The lights are on
Veteran Member - Level 12
We may all be getting geared up for the next generation of home consoles, but that doesn't mean there aren't glaring holes in the games of even the largest companies. I'm going to attempt to layout a gameplan for each of the big console manufacturers, publishers, and finally the industry as a whole when it comes to moving forward. Keep in mind that this is just what I think they need to do in order to be successful, your opinion as well as what they chose to do may be completely different.
Where They're At
At the start of this generation Microsoft was a relatively small player in the videogame industry. Sitting in their laps was what amounted to little more than a larger, slightly upgraded and rebranded version of the Sega Dreamcast that they collaborated with Sega to develop just a few years earlier. Xbox Live was little more than a shell of what would become a revolutionary online platform. While most people likely thought that Microsoft would play a larger role in this generation, it's highly unlikely that anyone predicted they would outpace the established brand and large stable of high profile exclusive titles that was Sony's Playstation.

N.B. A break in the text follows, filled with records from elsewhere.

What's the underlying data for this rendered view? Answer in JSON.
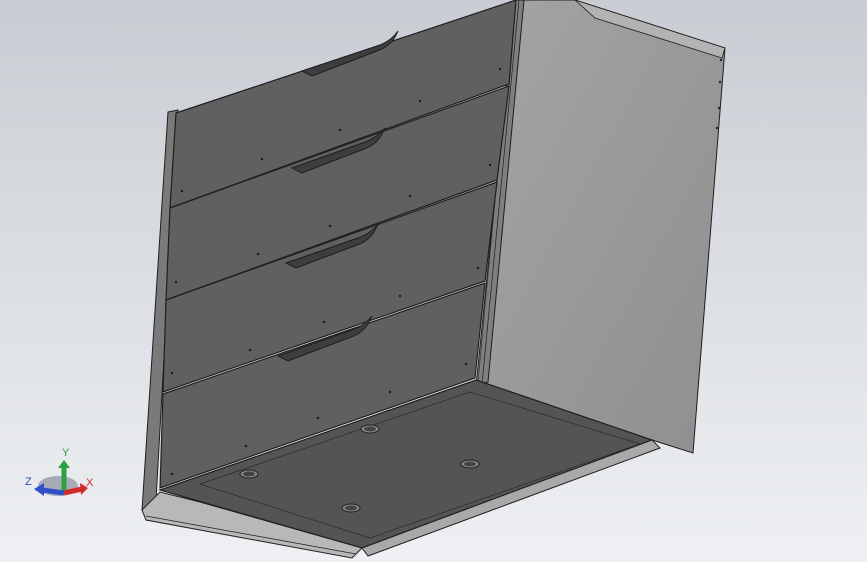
{
  "viewport": {
    "background_top": "#c9cdd3",
    "background_bottom": "#eef0f3"
  },
  "model": {
    "face_color": "#5f5f5f",
    "side_color": "#9b9b9b",
    "edge_color": "#1e1e1e",
    "drawer_count": 4
  },
  "triad": {
    "x_label": "X",
    "y_label": "Y",
    "z_label": "Z",
    "x_color": "#d22b2b",
    "y_color": "#2ea043",
    "z_color": "#2f4fc7"
  }
}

Fast forward to the present and Microsoft holds a lion's share of the online gaming space for home consoles. The reason for that is up for debate, whether it be Sony and Nintendo's relative neglect of their online services for at least the first half of the generation or Microsoft's extra year with a console on the market. While they may not be the all encompassing kings of this generation that they claim to be, they have still put up fairly impressive sales numbers for a company launching at the start of a generation for the first time. That's not to say they haven't tripped up along the way though.

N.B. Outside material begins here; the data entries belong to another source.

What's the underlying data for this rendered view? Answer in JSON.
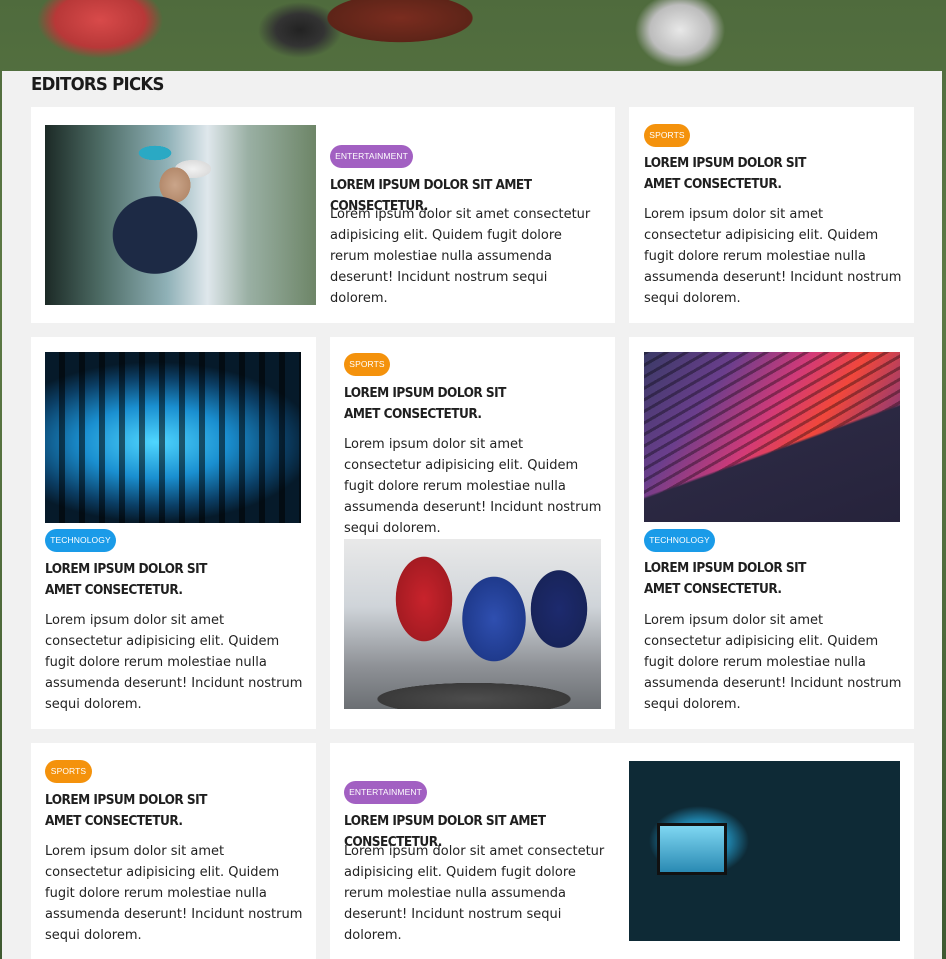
{
  "section_title": "EDITORS PICKS",
  "categories": {
    "entertainment": "ENTERTAINMENT",
    "sports": "SPORTS",
    "technology": "TECHNOLOGY"
  },
  "colors": {
    "entertainment": "#a260c2",
    "sports": "#f4920c",
    "technology": "#1a9be8",
    "background": "#f1f1f1",
    "card": "#ffffff"
  },
  "articles": [
    {
      "category": "ENTERTAINMENT",
      "title": "LOREM IPSUM DOLOR SIT AMET CONSECTETUR.",
      "excerpt": "Lorem ipsum dolor sit amet consectetur adipisicing elit. Quidem fugit dolore rerum molestiae nulla assumenda deserunt! Incidunt nostrum sequi dolorem."
    },
    {
      "category": "SPORTS",
      "title": "LOREM IPSUM DOLOR SIT AMET CONSECTETUR.",
      "excerpt": "Lorem ipsum dolor sit amet consectetur adipisicing elit. Quidem fugit dolore rerum molestiae nulla assumenda deserunt! Incidunt nostrum sequi dolorem."
    },
    {
      "category": "TECHNOLOGY",
      "title": "LOREM IPSUM DOLOR SIT AMET CONSECTETUR.",
      "excerpt": "Lorem ipsum dolor sit amet consectetur adipisicing elit. Quidem fugit dolore rerum molestiae nulla assumenda deserunt! Incidunt nostrum sequi dolorem."
    },
    {
      "category": "SPORTS",
      "title": "LOREM IPSUM DOLOR SIT AMET CONSECTETUR.",
      "excerpt": "Lorem ipsum dolor sit amet consectetur adipisicing elit. Quidem fugit dolore rerum molestiae nulla assumenda deserunt! Incidunt nostrum sequi dolorem."
    },
    {
      "category": "TECHNOLOGY",
      "title": "LOREM IPSUM DOLOR SIT AMET CONSECTETUR.",
      "excerpt": "Lorem ipsum dolor sit amet consectetur adipisicing elit. Quidem fugit dolore rerum molestiae nulla assumenda deserunt! Incidunt nostrum sequi dolorem."
    },
    {
      "category": "SPORTS",
      "title": "LOREM IPSUM DOLOR SIT AMET CONSECTETUR.",
      "excerpt": "Lorem ipsum dolor sit amet consectetur adipisicing elit. Quidem fugit dolore rerum molestiae nulla assumenda deserunt! Incidunt nostrum sequi dolorem."
    },
    {
      "category": "ENTERTAINMENT",
      "title": "LOREM IPSUM DOLOR SIT AMET CONSECTETUR.",
      "excerpt": "Lorem ipsum dolor sit amet consectetur adipisicing elit. Quidem fugit dolore rerum molestiae nulla assumenda deserunt! Incidunt nostrum sequi dolorem."
    }
  ]
}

The Xbox 360 launched with some fairly serious hardware issues. Enough issues that they redesigned the motherboard specifically to fix overheating issues that caused consoles to experience the now infamous "Red Ring of Death". How those related failures factored into their overall sales is a question that we likely won't be answering anytime soon. Also lacking at launch were HDMI ports, sufficient HDD storage space, and built in WiFi. All of this is coupled with some not-so-user-friendly dashboard revisions and lack luster support for their motion peripheral. While they're far from on the verge of disaster, there's certainly room for improvement.
What They Need To Do

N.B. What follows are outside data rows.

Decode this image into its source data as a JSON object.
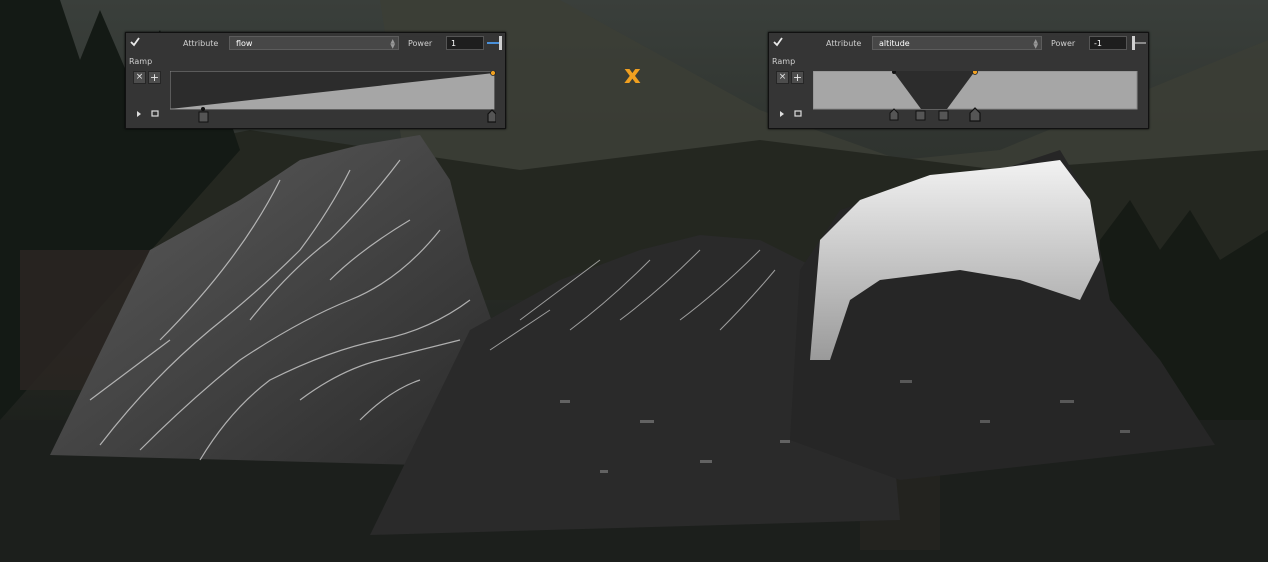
{
  "left_panel": {
    "attribute_label": "Attribute",
    "attribute_value": "flow",
    "power_label": "Power",
    "power_value": "1",
    "ramp_label": "Ramp",
    "remove_key_label": "×",
    "add_key_label": "+"
  },
  "right_panel": {
    "attribute_label": "Attribute",
    "attribute_value": "altitude",
    "power_label": "Power",
    "power_value": "-1",
    "ramp_label": "Ramp",
    "remove_key_label": "×",
    "add_key_label": "+"
  },
  "operator": "x",
  "colors": {
    "accent": "#f0a020",
    "panel_bg": "#353535",
    "ramp_fill": "#a6a6a6",
    "ramp_dark": "#2c2c2c"
  }
}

The Xbox 360 has a strong following, tight - if slightly barren - online service, and a boatload of money backing it. All of this is fine and dandy, but doesn't make for a complete package. There are a few area that I think Microsoft could at the very least consider when readying their new console for the market.